# Exercise aim:
Below are records. Find each line in them that holds the word "desc" and copy it.

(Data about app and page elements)
++++++

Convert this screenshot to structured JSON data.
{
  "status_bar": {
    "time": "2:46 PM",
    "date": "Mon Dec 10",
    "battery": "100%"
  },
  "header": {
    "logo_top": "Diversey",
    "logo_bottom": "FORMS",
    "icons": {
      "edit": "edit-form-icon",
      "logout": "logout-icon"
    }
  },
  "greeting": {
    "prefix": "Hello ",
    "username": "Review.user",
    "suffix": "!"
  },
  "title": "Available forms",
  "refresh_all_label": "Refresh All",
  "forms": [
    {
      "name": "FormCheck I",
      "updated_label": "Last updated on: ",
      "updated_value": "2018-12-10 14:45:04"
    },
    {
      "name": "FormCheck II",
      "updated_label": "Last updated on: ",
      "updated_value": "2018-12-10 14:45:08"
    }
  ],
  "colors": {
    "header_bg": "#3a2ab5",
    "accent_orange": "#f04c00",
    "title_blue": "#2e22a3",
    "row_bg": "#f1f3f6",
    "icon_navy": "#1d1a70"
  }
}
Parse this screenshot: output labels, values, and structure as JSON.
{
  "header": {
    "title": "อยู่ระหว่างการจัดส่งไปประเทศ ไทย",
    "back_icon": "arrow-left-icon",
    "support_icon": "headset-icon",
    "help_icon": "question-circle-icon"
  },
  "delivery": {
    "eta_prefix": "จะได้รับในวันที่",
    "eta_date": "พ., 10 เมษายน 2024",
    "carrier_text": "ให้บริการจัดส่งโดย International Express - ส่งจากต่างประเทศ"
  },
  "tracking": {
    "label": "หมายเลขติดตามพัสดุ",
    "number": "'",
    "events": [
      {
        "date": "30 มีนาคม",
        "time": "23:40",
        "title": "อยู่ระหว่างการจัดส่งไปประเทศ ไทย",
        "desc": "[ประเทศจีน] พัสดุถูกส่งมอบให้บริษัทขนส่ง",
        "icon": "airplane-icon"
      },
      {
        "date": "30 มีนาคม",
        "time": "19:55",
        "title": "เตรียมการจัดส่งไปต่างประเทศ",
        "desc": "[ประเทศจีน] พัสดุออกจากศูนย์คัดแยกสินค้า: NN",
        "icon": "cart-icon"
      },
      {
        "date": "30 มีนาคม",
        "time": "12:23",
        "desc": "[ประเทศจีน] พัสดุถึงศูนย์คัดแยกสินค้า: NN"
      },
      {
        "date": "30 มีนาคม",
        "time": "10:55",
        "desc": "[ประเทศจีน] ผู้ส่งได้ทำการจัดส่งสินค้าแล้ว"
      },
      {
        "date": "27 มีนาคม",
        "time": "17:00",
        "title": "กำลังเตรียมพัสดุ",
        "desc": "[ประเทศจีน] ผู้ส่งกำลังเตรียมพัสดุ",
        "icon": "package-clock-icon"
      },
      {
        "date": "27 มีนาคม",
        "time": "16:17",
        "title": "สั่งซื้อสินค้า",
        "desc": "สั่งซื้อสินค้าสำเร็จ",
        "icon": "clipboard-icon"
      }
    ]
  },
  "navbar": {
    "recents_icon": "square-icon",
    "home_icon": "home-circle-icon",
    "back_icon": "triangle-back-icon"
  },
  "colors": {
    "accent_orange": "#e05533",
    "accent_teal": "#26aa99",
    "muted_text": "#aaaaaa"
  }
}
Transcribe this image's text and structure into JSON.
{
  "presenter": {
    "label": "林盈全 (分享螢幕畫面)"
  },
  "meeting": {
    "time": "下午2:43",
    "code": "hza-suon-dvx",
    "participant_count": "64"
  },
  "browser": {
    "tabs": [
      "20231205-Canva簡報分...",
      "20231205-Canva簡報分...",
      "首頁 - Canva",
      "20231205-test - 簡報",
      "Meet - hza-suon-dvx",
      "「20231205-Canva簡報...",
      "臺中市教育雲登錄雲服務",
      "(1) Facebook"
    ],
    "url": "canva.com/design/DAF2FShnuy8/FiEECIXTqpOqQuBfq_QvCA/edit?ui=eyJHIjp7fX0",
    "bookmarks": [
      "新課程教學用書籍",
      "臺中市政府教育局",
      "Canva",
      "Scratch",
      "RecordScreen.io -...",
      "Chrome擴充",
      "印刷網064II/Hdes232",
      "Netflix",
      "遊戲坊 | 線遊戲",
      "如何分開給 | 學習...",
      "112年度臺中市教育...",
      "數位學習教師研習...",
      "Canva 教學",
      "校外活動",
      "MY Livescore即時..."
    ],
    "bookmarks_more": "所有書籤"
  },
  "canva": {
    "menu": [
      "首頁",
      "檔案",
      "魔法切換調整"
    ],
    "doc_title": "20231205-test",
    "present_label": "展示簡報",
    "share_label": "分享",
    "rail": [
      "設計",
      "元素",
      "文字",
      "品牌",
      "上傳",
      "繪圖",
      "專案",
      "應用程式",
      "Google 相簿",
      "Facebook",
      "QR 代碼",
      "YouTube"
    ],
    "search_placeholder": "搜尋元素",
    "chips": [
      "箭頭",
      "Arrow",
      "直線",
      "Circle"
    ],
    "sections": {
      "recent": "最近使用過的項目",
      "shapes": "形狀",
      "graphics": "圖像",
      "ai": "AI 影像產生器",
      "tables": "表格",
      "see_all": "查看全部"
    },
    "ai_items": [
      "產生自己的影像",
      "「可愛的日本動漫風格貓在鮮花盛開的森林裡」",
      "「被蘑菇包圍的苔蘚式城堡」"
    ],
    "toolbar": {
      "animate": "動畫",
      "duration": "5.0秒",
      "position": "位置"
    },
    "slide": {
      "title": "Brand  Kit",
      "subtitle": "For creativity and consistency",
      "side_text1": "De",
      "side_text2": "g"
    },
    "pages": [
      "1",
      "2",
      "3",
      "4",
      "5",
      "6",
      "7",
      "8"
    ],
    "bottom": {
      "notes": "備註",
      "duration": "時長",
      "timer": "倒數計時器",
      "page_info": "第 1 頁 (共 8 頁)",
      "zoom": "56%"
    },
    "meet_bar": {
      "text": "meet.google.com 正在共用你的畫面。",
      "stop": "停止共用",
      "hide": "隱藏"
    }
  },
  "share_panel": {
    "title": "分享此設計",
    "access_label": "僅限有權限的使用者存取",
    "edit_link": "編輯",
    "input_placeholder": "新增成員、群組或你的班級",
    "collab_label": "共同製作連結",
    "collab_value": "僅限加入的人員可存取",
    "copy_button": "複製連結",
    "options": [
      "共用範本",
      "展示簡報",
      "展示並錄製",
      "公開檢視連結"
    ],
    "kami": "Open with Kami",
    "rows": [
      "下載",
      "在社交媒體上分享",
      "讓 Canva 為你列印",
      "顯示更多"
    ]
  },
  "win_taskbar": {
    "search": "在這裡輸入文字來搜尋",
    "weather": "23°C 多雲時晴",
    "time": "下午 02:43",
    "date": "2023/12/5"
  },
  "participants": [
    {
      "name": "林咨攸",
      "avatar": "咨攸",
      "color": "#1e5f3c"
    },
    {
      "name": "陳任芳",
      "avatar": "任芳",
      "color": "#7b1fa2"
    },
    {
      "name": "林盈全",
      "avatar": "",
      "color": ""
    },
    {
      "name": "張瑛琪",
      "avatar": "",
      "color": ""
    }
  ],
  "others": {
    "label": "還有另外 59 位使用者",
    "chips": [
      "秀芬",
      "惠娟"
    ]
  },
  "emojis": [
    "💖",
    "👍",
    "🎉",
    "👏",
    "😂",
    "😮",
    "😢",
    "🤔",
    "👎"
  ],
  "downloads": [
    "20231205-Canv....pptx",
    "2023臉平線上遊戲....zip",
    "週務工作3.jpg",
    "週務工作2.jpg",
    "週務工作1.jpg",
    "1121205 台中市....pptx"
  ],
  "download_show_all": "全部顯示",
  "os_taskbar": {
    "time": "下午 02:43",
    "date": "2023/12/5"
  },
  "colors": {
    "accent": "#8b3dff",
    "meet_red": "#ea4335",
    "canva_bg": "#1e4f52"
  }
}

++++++

# Your response:
        "desc": "[ประเทศจีน] พัสดุถูกส่งมอบให้บริษัทขนส่ง",
        "desc": "[ประเทศจีน] พัสดุออกจากศูนย์คัดแยกสินค้า: NN",
        "desc": "[ประเทศจีน] พัสดุถึงศูนย์คัดแยกสินค้า: NN"
        "desc": "[ประเทศจีน] ผู้ส่งได้ทำการจัดส่งสินค้าแล้ว"
        "desc": "[ประเทศจีน] ผู้ส่งกำลังเตรียมพัสดุ",
        "desc": "สั่งซื้อสินค้าสำเร็จ",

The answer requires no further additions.